I draw his attention also to section 29 of the Bill, which deals with the whole area of international practical shooting, which is also regarded as an international sport. Again, people involved in this activity make the point that there is no link or association between the IPSC and combat training. It is clear from the Bill, however, that the Minister sees a very clear link between the two. I ask, again, that he revisit that and consider whether it might be possible to insert an amendment into section 29, substituting the words "combat or combat training" with the words "practical and dynamic shooting". If it were possible to change two phrases around, it would facilitate those involved in the sport.
I welcome section 31, which now only allows importation of firearms through legitimate dealers who have provided tax clearance certificates. I would be very supportive of any effort to get proper statistical evidence on who is bringing guns into the country. This is something the gun clubs around the country do not like, but I disagree with them in this regard. I believe it is important to restrict the people who are in a position to import guns into Ireland, so that we can have strict control on those who are legitimately entitled to bring in firearms.

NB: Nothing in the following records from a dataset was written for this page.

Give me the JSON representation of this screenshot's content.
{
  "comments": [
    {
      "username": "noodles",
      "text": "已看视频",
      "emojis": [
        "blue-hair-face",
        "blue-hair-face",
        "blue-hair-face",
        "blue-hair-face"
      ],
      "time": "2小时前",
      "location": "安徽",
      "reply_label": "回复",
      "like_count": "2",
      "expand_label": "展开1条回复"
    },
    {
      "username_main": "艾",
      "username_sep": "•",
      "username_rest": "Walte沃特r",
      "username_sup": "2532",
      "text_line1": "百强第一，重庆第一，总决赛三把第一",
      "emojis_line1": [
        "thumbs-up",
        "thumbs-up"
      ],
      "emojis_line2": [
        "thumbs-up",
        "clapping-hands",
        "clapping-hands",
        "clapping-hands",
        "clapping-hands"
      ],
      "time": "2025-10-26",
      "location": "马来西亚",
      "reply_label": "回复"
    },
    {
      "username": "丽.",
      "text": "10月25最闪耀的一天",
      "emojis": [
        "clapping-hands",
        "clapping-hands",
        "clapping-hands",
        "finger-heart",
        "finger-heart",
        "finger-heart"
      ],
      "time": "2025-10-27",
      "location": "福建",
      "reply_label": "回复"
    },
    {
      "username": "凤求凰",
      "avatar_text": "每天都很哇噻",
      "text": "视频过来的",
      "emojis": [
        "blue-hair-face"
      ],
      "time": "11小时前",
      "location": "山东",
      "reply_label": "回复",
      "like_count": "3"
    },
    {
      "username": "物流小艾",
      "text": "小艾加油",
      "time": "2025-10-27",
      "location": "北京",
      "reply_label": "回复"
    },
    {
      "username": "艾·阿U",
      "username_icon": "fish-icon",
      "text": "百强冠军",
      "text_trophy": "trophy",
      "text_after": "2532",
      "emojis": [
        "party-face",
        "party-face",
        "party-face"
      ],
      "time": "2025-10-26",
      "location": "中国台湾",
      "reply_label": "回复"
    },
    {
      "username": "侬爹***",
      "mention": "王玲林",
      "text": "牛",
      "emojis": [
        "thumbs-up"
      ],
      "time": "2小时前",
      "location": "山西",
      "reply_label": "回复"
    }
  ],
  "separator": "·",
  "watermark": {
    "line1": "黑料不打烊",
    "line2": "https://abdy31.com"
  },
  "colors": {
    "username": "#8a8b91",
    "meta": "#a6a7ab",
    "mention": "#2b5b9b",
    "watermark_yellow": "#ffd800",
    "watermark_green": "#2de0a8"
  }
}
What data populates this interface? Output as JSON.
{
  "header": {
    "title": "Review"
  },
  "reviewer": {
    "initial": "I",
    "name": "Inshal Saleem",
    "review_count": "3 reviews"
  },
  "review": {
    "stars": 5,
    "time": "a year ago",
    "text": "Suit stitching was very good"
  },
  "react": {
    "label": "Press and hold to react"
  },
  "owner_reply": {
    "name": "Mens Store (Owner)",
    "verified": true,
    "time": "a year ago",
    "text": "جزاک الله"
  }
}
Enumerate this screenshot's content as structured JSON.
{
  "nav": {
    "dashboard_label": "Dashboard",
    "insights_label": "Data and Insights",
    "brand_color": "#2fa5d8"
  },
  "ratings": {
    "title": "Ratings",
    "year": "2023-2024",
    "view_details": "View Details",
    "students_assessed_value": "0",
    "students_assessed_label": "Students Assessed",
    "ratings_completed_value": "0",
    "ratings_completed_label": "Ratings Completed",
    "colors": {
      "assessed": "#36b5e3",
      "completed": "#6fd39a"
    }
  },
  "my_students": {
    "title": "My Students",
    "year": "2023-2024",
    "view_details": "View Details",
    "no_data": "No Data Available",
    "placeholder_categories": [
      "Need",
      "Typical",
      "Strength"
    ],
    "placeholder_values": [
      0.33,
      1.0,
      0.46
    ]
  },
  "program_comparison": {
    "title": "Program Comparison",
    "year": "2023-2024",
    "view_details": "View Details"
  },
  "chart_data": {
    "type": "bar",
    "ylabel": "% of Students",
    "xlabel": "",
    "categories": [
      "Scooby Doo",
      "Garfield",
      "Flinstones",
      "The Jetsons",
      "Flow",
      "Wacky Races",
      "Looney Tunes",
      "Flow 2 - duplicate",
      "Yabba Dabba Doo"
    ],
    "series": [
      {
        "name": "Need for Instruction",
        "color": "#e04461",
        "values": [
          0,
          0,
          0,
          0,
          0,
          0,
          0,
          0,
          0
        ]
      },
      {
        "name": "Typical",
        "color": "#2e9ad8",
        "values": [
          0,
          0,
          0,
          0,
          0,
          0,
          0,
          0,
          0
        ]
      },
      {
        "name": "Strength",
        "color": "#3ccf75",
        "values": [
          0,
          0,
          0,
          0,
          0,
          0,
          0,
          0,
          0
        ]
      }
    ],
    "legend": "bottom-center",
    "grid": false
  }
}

I support the measures in the Bill, certainly in so far as the Schengen Agreement is concerned, regarding extradition. I believe they will provide a very important armoury to our authorities in dealing with crime in our society. My only reservation about the licensing of handguns is that the Minister should look at it again to facilitate those involved in legitimate sport, particularly when there is no evidence to suggest that these guns are getting into the wrong hands or that these people are involved in any type of activity other than sport. Apart from that, I commend the Bill to the House.